Task description:
Look for "layouts" in the listing below. Gather each line that contains it.

━━━━━ Task input

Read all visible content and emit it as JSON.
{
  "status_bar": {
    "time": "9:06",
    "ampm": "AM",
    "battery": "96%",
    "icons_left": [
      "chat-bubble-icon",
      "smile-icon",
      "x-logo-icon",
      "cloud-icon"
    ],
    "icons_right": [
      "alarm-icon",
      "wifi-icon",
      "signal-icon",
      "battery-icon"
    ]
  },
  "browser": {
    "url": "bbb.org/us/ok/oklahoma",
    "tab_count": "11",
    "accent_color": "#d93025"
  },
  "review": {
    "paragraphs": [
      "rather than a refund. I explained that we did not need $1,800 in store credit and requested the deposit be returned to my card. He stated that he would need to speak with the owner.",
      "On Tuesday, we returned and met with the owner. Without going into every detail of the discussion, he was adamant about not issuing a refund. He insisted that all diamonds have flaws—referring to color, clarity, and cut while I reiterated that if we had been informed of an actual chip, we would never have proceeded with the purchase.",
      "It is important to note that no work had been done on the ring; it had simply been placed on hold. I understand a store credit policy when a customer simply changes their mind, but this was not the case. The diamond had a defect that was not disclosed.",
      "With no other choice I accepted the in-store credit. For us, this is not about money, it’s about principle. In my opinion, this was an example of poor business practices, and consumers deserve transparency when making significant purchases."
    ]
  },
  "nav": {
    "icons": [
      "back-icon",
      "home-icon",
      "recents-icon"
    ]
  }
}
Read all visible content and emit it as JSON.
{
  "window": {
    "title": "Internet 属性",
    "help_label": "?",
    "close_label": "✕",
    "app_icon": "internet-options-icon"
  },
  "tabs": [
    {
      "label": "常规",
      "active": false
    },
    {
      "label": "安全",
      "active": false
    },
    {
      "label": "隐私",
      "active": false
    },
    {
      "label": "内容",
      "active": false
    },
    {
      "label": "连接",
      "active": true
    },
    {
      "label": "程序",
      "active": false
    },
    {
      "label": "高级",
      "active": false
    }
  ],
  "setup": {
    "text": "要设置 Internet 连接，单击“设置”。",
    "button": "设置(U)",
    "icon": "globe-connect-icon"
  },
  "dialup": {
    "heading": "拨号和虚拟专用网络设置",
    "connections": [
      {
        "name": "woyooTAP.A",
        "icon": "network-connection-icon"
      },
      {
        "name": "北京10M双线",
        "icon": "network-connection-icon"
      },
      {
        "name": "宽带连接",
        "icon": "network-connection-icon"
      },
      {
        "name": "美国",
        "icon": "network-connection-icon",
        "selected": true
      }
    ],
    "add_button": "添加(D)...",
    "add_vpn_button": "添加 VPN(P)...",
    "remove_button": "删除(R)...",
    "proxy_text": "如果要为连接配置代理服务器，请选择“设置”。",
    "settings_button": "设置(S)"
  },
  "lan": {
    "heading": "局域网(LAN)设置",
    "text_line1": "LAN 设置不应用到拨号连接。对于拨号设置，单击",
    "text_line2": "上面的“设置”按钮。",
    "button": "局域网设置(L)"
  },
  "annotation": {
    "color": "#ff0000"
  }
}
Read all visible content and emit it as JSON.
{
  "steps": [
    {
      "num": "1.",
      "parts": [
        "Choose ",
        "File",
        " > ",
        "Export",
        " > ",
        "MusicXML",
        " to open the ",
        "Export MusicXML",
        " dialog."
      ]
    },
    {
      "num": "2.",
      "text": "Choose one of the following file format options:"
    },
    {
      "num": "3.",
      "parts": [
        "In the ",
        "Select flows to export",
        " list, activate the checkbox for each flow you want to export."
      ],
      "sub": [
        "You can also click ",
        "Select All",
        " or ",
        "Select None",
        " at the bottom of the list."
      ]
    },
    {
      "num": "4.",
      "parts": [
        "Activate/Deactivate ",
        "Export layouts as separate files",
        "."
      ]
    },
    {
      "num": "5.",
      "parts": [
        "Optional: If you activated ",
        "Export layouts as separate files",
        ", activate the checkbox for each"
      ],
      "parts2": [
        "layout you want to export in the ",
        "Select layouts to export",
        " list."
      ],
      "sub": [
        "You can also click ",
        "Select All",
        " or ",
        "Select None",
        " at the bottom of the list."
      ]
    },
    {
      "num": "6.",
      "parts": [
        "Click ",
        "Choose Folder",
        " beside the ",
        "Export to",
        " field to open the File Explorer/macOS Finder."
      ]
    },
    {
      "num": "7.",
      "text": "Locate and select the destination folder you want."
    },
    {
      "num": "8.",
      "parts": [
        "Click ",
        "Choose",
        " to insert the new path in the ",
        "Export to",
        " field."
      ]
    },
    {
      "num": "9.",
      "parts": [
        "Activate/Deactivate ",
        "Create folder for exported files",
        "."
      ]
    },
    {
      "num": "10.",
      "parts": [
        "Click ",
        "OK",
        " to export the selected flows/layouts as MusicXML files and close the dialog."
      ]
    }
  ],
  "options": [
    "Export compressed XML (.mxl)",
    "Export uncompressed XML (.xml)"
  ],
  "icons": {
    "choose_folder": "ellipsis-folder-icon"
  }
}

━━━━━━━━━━

Exercise output:
        "Export layouts as separate files",
        "Export layouts as separate files",
        "Select layouts to export",
        " to export the selected flows/layouts as MusicXML files and close the dialog."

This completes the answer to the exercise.